*Task goal*. Write each entry out again exactly as it was given.

*Entries shown*.
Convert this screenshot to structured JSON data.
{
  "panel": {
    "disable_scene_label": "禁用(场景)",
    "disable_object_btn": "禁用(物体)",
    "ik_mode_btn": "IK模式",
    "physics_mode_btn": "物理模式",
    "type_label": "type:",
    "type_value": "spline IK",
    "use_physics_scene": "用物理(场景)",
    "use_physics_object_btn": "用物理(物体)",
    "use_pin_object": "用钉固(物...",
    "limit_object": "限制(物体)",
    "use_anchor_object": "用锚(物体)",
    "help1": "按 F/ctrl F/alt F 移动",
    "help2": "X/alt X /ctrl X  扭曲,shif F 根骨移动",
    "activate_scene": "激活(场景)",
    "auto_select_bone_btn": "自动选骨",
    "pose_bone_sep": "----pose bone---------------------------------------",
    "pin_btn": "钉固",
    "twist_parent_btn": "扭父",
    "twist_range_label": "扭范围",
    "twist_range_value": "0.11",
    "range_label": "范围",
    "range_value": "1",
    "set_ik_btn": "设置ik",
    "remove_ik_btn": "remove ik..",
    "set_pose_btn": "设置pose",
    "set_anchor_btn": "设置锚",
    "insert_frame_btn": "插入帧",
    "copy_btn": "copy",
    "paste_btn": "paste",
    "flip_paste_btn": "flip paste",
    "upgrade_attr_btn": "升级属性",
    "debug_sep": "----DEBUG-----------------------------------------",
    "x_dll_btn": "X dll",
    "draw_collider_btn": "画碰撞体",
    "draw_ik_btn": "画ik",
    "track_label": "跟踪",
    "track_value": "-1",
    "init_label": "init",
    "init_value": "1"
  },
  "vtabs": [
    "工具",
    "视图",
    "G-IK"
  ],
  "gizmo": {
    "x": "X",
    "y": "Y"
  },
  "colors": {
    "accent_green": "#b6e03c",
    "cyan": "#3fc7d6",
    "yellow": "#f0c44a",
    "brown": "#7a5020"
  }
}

*Solution for this task*.
Convert this screenshot to structured JSON data.
{
  "panel": {
    "disable_scene_label": "禁用(场景)",
    "disable_object_btn": "禁用(物体)",
    "ik_mode_btn": "IK模式",
    "physics_mode_btn": "物理模式",
    "type_label": "type:",
    "type_value": "spline IK",
    "use_physics_scene": "用物理(场景)",
    "use_physics_object_btn": "用物理(物体)",
    "use_pin_object": "用钉固(物...",
    "limit_object": "限制(物体)",
    "use_anchor_object": "用锚(物体)",
    "help1": "按 F/ctrl F/alt F 移动",
    "help2": "X/alt X /ctrl X  扭曲,shif F 根骨移动",
    "activate_scene": "激活(场景)",
    "auto_select_bone_btn": "自动选骨",
    "pose_bone_sep": "----pose bone---------------------------------------",
    "pin_btn": "钉固",
    "twist_parent_btn": "扭父",
    "twist_range_label": "扭范围",
    "twist_range_value": "0.11",
    "range_label": "范围",
    "range_value": "1",
    "set_ik_btn": "设置ik",
    "remove_ik_btn": "remove ik..",
    "set_pose_btn": "设置pose",
    "set_anchor_btn": "设置锚",
    "insert_frame_btn": "插入帧",
    "copy_btn": "copy",
    "paste_btn": "paste",
    "flip_paste_btn": "flip paste",
    "upgrade_attr_btn": "升级属性",
    "debug_sep": "----DEBUG-----------------------------------------",
    "x_dll_btn": "X dll",
    "draw_collider_btn": "画碰撞体",
    "draw_ik_btn": "画ik",
    "track_label": "跟踪",
    "track_value": "-1",
    "init_label": "init",
    "init_value": "1"
  },
  "vtabs": [
    "工具",
    "视图",
    "G-IK"
  ],
  "gizmo": {
    "x": "X",
    "y": "Y"
  },
  "colors": {
    "accent_green": "#b6e03c",
    "cyan": "#3fc7d6",
    "yellow": "#f0c44a",
    "brown": "#7a5020"
  }
}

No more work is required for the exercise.